It is an ideal collector for the collection of highly explosive dusts since it removes the dust from the oxygen rich airborne environment, the water eliminates any sources of combustion, and the encapsulation of the dust in the water prevents the formation of a dispersed explosive dust cloud.
These are the collectors of choice for collecting the explosive dust formed when working light metals such as aluminium, titanium and magnesium. While there are ways to handle some explosive dusts in dry fabric dust collectors (but not light metals), the solutions required often cost more than the original dust collector.
Wet hydrostatic precipitators can handle heavy inlet air dust loads (up to 10 grains per cubic foot).
Wet centrifugal dust collectors inject controlled sprays of water into the air entering the device and through a combination of mixing, impaction and centrifugal force, cause the particulate and water to mix and then be separated from the airstream. Such collectors use specially designed blades to enhance this process and increase efficiency.
An important feature of the wet centrifugal dust collector is that it is both an air moving device AND a dust collector. This negates the need for a separate fan with all the attendant cost savings. It also means that the product has a small footprint and will fit into spaces where other types of dust collector will not.
Wet centrifugal dust collectors are designed to handle inlet air dust loads up to 2 grains per cubic foot.
High pressure wet venturi dust collectors are the preferred wet collector for difficult wet, sticky, oily or self-combusting dusts when very high efficiencies on small and sub-micron particulate are desired. The contaminated air is forced through a narrow venturi throat at very high velocity where it is mixed with a water spray. The resultant water-particulate mixture is then removed using a cyclonic separator.
The disadvantages of the wet venturi dust collector are the quantities of water required and the high energy needed to force the air through the venturi. However, it is often the only dust collector that can be effectively used for some applications. .

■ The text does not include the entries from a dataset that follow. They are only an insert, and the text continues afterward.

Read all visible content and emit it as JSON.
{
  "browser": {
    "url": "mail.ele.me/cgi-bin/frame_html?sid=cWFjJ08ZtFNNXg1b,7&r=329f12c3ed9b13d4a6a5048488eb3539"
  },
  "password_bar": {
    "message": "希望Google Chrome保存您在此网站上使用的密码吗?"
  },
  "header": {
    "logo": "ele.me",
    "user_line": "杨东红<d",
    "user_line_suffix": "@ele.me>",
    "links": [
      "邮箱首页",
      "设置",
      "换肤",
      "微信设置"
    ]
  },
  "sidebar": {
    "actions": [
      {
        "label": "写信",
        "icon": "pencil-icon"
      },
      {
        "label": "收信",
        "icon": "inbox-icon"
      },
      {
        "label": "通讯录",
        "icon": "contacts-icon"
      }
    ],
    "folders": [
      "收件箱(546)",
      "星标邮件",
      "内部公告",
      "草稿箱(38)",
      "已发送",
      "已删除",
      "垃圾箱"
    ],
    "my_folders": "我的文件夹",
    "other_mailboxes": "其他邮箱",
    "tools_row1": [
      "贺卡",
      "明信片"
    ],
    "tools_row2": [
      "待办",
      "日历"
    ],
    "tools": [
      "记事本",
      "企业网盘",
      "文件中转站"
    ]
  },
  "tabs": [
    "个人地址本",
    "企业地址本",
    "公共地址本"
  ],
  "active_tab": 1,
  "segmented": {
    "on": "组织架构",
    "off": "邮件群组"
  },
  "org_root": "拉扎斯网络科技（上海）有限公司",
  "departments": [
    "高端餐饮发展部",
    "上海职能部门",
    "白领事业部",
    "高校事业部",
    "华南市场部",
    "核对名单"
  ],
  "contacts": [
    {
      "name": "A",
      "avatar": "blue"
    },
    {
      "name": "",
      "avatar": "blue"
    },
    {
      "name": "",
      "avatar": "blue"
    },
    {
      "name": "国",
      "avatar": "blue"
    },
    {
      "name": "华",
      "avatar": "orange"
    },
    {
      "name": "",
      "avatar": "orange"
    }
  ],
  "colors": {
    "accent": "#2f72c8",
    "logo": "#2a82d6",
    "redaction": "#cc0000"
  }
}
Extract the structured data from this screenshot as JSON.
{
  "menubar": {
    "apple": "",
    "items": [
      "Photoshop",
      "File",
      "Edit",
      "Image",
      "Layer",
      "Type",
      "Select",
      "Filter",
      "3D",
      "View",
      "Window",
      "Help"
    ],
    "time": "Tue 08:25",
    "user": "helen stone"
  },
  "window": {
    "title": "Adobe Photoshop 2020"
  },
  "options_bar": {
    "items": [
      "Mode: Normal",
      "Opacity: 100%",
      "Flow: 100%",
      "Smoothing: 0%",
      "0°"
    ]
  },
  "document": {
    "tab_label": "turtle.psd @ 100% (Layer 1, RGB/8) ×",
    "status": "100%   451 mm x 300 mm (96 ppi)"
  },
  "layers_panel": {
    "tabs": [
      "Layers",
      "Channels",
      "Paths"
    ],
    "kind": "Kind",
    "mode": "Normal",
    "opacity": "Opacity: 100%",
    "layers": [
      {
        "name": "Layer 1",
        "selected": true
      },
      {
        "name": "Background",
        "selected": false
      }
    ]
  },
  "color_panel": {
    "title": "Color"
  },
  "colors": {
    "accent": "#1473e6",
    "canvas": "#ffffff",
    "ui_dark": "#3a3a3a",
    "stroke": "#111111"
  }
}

Electrostatic precipitators use electrostatic forces to collect the particulate contained in an airstream. There are two main types: high-voltage single state precipitators (Cottrell type) which use high voltage (40,000–70,000 volts) DC discharge electrodes; and low-voltage dual state precipitators (Penny type) which use a much lower voltage (a 13,000-15,000 volt DC supply with intermediate supply of 7,500).
The large Cottrell-style collectors are typically used in large power plant applications but have been losing ground in recent times to media collectors due to high initial cost. The smaller Penny style collectors are excellent for removing smoke and oily particulate from the airstream in industrial applications but have also lost ground to media filters, again because of higher initial cost.
The advantages of electrostatic precipitators are their high removal efficiency and low energy usage because the open plate design presents almost no barrier to airflow.
Cyclones and drop-out boxes are often used as pre-cleaners to eliminate the larger particulate and much of the mass from an airstream ahead of a high efficiency dust collector. Cyclones induce a rotational centrifugal force into the airstream which causes the heavier particulate to separate from the lighter air. Drop out boxes use change of direction and slowing of the air velocity to cause the heavier particulate to drop out of the airstream.
Cyclones may remove between 70% and 80% of the mass of particulate in the airstream. They are ineffective in removing small size particulate.